Glenn Miller clue found in Reading plane-spotter's log
The fact that he mysteriously disappeared in 1944 - in an aeroplane no less, another interest of mine - simply added to the legend. That his "sound" has endured to this day, and has become synonymous with World War Two (despite Miller's success predating the war by a few years) is a testament to the unique, instantly recognisable quality of the songs. The Glenn Miller Orchestra still records and tours today and books, musicals and documentaries about Miller's career continue to be made.
The mystery of his disappearance over the English Channel on the 15th December 1944, in a flight from Bedford in England to Paris where he was due to join his band for a performance, has continued to puzzle Miller enthusiasts for nearly 70 years. There have been various crackpot theories that I won't endorse with publication here, but a few years ago the account of an RAF navigator came to light that until now was widely accepted to be most likely - Miller's aircraft had strayed into the South Jettison Area, an agreed-upon place in the Channel where Allied bombers returning from abortive raids could unload their bombs safely, and had been struck by bombs jettisoned by a flight of Lancasters on their way back from Siegen in Germany.
Glenn Miller death: teenage planespotter's logbook 'scotches conspiracy theory'
|A Noorduyn UC-64 Norseman, of the type in which Glenn Miller disappeared|

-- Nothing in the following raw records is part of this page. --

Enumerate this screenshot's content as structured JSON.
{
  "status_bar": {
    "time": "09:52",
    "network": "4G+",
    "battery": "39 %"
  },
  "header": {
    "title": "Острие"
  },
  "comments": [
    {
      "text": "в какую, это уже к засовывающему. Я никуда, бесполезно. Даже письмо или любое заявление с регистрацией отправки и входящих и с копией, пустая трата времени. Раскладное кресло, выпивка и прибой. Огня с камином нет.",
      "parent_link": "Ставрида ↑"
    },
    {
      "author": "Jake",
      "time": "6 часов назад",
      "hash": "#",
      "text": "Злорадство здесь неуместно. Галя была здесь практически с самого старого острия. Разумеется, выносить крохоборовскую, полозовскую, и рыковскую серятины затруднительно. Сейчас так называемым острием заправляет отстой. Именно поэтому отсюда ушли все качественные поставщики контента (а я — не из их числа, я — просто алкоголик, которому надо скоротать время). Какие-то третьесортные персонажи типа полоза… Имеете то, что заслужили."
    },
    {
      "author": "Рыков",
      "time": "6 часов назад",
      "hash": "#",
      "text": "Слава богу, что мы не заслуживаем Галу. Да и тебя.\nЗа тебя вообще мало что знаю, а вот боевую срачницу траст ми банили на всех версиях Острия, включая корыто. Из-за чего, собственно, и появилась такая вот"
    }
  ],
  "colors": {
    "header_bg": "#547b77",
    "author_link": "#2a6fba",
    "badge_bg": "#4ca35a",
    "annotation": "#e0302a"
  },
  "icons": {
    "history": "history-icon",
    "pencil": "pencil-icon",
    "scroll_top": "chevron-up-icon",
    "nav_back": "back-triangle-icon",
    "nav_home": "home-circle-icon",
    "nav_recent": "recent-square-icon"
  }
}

The last British government documents relating to such incidents during Second World War won't be declassified until 2025, eighty years after the end of the conflict. There may be something in them that will shed some light on this enduring mystery but until then this particular enigma looks to remain unanswered.